Now You Know!

In Everyone has one, Features, Opinion by David Lydiate

I live in Rainhill near Prescot, Merseyside, which is in Northwest of England. (United Kingdom). My main shopping area is St Helens Town Centre and Liverpool City Centre.

The title quote came from a remark made when someone aggressively brushed passed me in a store, their reason for behaving this way, was that they did not know I had Multiple Sclerosis. They were promptly reminded that they should obviously be more aware of the fact that there are people young and old with disabilities that may not require walking aids or wheelchairs.

People need to be more aware of the fact that if someone is not in a wheelchair or without an aid, but walking in a slow “unusual” manner that they may be disabled and not drunk, as some people obviously assume. It is a sad world we live in, to think that in this day and age there are many people who have such an arrogant and ignorant attitude to others.

Another interesting story is when someone I know who has MS placed some money in a collection tin for the MS Society. During a conversation the collector commented “You don’t look like you have MS?” What is someone supposed to look like with MS? Grey hair to balding, mid 40’s – late 50’s, wearing worn out jeans and a T shirt or jumper with the words “Fragile” I have MS”, I don’t think so!

It concerns me that in the 21st century people still need to be educated thoroughly about MS and people who are disabled, because they are obviously not aware of the varying degrees of disability. Why is this? Disabled people contribute a lot to the working society. The fact remains is that the world needs to be made more aware of this very important issue and this action should start now!

Children should be educated about all forms of disability, the causes of disability or an explanation why in some cases people are born disabled and why or how this can sometimes occur later in life. At the moment if children are taught about various religious beliefs of different cultures, and they are taught at least 1 foreign language, so why is not more time spent on educating people about disabilities


I would also like to see more department stores more accessible to disabled people, (there are not many welcoming signs such as reminders that not all shoppers are not able bodied) considering this has been made law from February 2005, with no apparent loopholes.
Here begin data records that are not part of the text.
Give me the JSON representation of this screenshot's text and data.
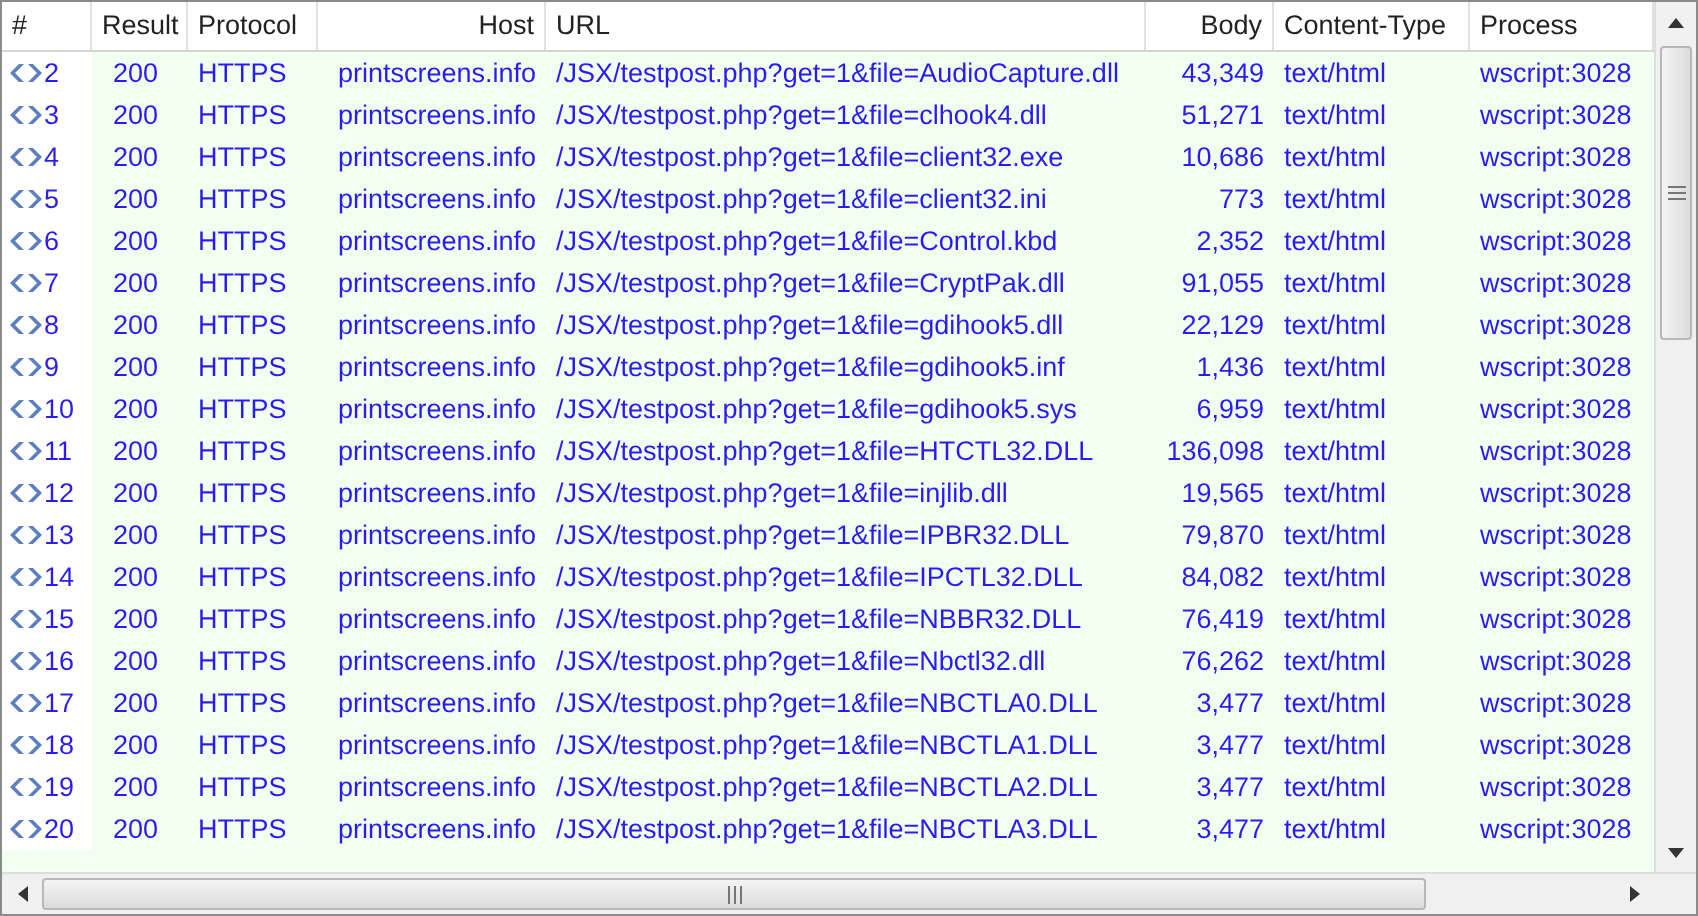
{
  "columns": [
    {
      "label": "#"
    },
    {
      "label": "Result"
    },
    {
      "label": "Protocol"
    },
    {
      "label": "Host"
    },
    {
      "label": "URL"
    },
    {
      "label": "Body"
    },
    {
      "label": "Content-Type"
    },
    {
      "label": "Process"
    }
  ],
  "rows": [
    {
      "id": "2",
      "result": "200",
      "protocol": "HTTPS",
      "host": "printscreens.info",
      "url": "/JSX/testpost.php?get=1&file=AudioCapture.dll",
      "body": "43,349",
      "type": "text/html",
      "process": "wscript:3028"
    },
    {
      "id": "3",
      "result": "200",
      "protocol": "HTTPS",
      "host": "printscreens.info",
      "url": "/JSX/testpost.php?get=1&file=clhook4.dll",
      "body": "51,271",
      "type": "text/html",
      "process": "wscript:3028"
    },
    {
      "id": "4",
      "result": "200",
      "protocol": "HTTPS",
      "host": "printscreens.info",
      "url": "/JSX/testpost.php?get=1&file=client32.exe",
      "body": "10,686",
      "type": "text/html",
      "process": "wscript:3028"
    },
    {
      "id": "5",
      "result": "200",
      "protocol": "HTTPS",
      "host": "printscreens.info",
      "url": "/JSX/testpost.php?get=1&file=client32.ini",
      "body": "773",
      "type": "text/html",
      "process": "wscript:3028"
    },
    {
      "id": "6",
      "result": "200",
      "protocol": "HTTPS",
      "host": "printscreens.info",
      "url": "/JSX/testpost.php?get=1&file=Control.kbd",
      "body": "2,352",
      "type": "text/html",
      "process": "wscript:3028"
    },
    {
      "id": "7",
      "result": "200",
      "protocol": "HTTPS",
      "host": "printscreens.info",
      "url": "/JSX/testpost.php?get=1&file=CryptPak.dll",
      "body": "91,055",
      "type": "text/html",
      "process": "wscript:3028"
    },
    {
      "id": "8",
      "result": "200",
      "protocol": "HTTPS",
      "host": "printscreens.info",
      "url": "/JSX/testpost.php?get=1&file=gdihook5.dll",
      "body": "22,129",
      "type": "text/html",
      "process": "wscript:3028"
    },
    {
      "id": "9",
      "result": "200",
      "protocol": "HTTPS",
      "host": "printscreens.info",
      "url": "/JSX/testpost.php?get=1&file=gdihook5.inf",
      "body": "1,436",
      "type": "text/html",
      "process": "wscript:3028"
    },
    {
      "id": "10",
      "result": "200",
      "protocol": "HTTPS",
      "host": "printscreens.info",
      "url": "/JSX/testpost.php?get=1&file=gdihook5.sys",
      "body": "6,959",
      "type": "text/html",
      "process": "wscript:3028"
    },
    {
      "id": "11",
      "result": "200",
      "protocol": "HTTPS",
      "host": "printscreens.info",
      "url": "/JSX/testpost.php?get=1&file=HTCTL32.DLL",
      "body": "136,098",
      "type": "text/html",
      "process": "wscript:3028"
    },
    {
      "id": "12",
      "result": "200",
      "protocol": "HTTPS",
      "host": "printscreens.info",
      "url": "/JSX/testpost.php?get=1&file=injlib.dll",
      "body": "19,565",
      "type": "text/html",
      "process": "wscript:3028"
    },
    {
      "id": "13",
      "result": "200",
      "protocol": "HTTPS",
      "host": "printscreens.info",
      "url": "/JSX/testpost.php?get=1&file=IPBR32.DLL",
      "body": "79,870",
      "type": "text/html",
      "process": "wscript:3028"
    },
    {
      "id": "14",
      "result": "200",
      "protocol": "HTTPS",
      "host": "printscreens.info",
      "url": "/JSX/testpost.php?get=1&file=IPCTL32.DLL",
      "body": "84,082",
      "type": "text/html",
      "process": "wscript:3028"
    },
    {
      "id": "15",
      "result": "200",
      "protocol": "HTTPS",
      "host": "printscreens.info",
      "url": "/JSX/testpost.php?get=1&file=NBBR32.DLL",
      "body": "76,419",
      "type": "text/html",
      "process": "wscript:3028"
    },
    {
      "id": "16",
      "result": "200",
      "protocol": "HTTPS",
      "host": "printscreens.info",
      "url": "/JSX/testpost.php?get=1&file=Nbctl32.dll",
      "body": "76,262",
      "type": "text/html",
      "process": "wscript:3028"
    },
    {
      "id": "17",
      "result": "200",
      "protocol": "HTTPS",
      "host": "printscreens.info",
      "url": "/JSX/testpost.php?get=1&file=NBCTLA0.DLL",
      "body": "3,477",
      "type": "text/html",
      "process": "wscript:3028"
    },
    {
      "id": "18",
      "result": "200",
      "protocol": "HTTPS",
      "host": "printscreens.info",
      "url": "/JSX/testpost.php?get=1&file=NBCTLA1.DLL",
      "body": "3,477",
      "type": "text/html",
      "process": "wscript:3028"
    },
    {
      "id": "19",
      "result": "200",
      "protocol": "HTTPS",
      "host": "printscreens.info",
      "url": "/JSX/testpost.php?get=1&file=NBCTLA2.DLL",
      "body": "3,477",
      "type": "text/html",
      "process": "wscript:3028"
    },
    {
      "id": "20",
      "result": "200",
      "protocol": "HTTPS",
      "host": "printscreens.info",
      "url": "/JSX/testpost.php?get=1&file=NBCTLA3.DLL",
      "body": "3,477",
      "type": "text/html",
      "process": "wscript:3028"
    }
  ]
}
After being diagnosed with MS it has made me realise how bad establishments are when they do not provide sufficient disabled access to their shops. Disabled people are customers

On one occasion I tried to get into a store. Well I entered the store with great difficulty. It did not have a lift, only an escalator. I telephoned the store and they said that I could ask for a wooden ramp to be put outside the store to walk up and I was told to ask the security guard to direct me to the goods lift at the back off the store to get upstairs.

I was told by my local association for disabled that at that moment the law stated they must have “Reasonable Access” and confirmed that reasonable access used in inverted comas could be used as an opinion rather than a fact.
He said that what I explained regards getting into the store and getting upstairs (under the law as it stood at the time) could be qualified as “reasonable” and to his obvious frustration he added that they could go to the extreme of saying “you could ask a security guard to pick out a CD for you if you were unable to get in the store.” which would qualify as “reasonable access”.

Going out for the day, wanting to do my own shopping independently, would be robbed from me, having to beckon security guards etc, my pleasure would be taken from me.

Since this incident changes have been made to the law, companies have been given deadlines to meet, as to when they should have the easy access for disabled people. I also contacted my local radio station and the topic was raised on air and the company gave a statement. Still this store may have plans, but sadly in this example these plans have not come to fruition yet.

People need to be more aware that all of the disabled population do not have e.g. walking aids or a wheelchair, which is why we have the majority of problematic situations as discussed; the way forward is to integrate more awareness of disability in our education syllabus.